The National COVID-19 Chest Imaging Database (NCCID)

Medical chest images key to new AI initiative in fight against COVID-19‚Äč…The first centralised UK repository of chest X-ray, CT and MRI images is being established to help improve understanding of COVID-19 and support treatment of the disease. The National COVID-19 Chest Imaging Database (NCCID) is a joint initiative established by NHSX, the British Society of Thoracic Imaging (BSTI), Royal Surrey NHS Foundation Trust and London-based AI technology specialist Faculty.”

Improving access to medical record and information

“NHSX and NHS Digital are improving the access that doctors, nurses and other authorised health and care professionals have to medical records and information. This will ensure staff can more safely treat and advise patients who are not attending their usual GP practice, have called NHS 111 or who are attending hospital or other healthcare settings to receive direct care.
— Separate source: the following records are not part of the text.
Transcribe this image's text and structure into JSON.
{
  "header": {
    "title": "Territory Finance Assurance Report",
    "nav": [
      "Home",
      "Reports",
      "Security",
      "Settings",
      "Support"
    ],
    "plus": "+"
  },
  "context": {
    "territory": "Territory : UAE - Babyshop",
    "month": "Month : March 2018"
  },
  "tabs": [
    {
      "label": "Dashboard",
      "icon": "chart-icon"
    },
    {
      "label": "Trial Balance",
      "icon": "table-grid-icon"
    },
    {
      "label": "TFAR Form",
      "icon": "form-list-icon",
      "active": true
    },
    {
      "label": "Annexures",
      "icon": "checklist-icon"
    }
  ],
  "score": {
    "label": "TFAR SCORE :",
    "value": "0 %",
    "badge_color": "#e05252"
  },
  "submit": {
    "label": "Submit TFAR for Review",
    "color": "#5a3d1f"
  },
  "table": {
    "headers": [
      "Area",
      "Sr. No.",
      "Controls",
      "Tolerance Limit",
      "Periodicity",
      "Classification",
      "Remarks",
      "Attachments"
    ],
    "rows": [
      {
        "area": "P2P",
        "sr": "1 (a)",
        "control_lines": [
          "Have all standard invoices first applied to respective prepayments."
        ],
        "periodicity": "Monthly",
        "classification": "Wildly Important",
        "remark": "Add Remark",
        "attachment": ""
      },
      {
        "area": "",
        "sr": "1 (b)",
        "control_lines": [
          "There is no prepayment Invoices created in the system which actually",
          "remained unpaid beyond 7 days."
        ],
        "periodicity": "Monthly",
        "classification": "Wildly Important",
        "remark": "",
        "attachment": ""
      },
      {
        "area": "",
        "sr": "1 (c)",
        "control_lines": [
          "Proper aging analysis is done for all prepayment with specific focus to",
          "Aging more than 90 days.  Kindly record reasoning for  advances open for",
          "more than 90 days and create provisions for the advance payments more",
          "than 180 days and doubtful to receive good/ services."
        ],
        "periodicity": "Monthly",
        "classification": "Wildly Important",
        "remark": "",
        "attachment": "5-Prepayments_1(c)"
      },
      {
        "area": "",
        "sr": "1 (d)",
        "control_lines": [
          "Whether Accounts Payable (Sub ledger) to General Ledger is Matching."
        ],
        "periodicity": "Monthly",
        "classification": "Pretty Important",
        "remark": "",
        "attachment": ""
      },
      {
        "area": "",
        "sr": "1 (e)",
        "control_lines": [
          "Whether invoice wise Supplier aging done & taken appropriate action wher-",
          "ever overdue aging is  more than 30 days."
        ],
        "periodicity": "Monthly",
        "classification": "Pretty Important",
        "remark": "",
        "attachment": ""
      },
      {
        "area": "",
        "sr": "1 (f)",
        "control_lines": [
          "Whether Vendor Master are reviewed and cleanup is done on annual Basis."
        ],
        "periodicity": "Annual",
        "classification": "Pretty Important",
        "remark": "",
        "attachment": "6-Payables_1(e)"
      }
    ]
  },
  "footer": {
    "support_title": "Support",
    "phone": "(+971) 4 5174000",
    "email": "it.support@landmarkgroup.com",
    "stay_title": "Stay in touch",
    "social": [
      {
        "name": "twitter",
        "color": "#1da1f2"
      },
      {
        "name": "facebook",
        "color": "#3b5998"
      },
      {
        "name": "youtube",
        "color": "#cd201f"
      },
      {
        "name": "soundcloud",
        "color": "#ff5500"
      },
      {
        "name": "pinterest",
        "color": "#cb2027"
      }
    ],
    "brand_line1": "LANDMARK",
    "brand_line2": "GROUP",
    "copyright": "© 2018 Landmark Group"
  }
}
To achieve this temporary changes are being made to GP Connect and the Summary Care Record which you can read about on our website. Last week we wrote to NHS health and care staff, core system suppliers and stakeholders about these changes and what they need to do.”

The bulletin was published on 6 May and is available here.

 

(Publication date 2020-04-30)

UK patients and the NHS to benefit from new health data initiatives that will address major health challenges.

Health Data Research UK (HDR UK) has launced innovative data initiatives, with the announcment UK patients and the NHS to benefit from new health data initiatives that will address major health challenges.

“The initiatives aim to ensure patients receive the best possible care and services, benefiting some of the most vulnerable patient groups who are at greatest risk of COVID-19 by supporting the better use of data and analytical tools.

The initiatives include the addition of two new health data research partnerships to the Health Data Research UK network – one in the  North of England and one in the South-West of England.  These new partnerships boost the depth and breadth of expertise in health data research and innovation and complement the existing outstanding talent in Health Data Research UK’s sites and hubs.”

The launch was announced on 29 April and full details are here.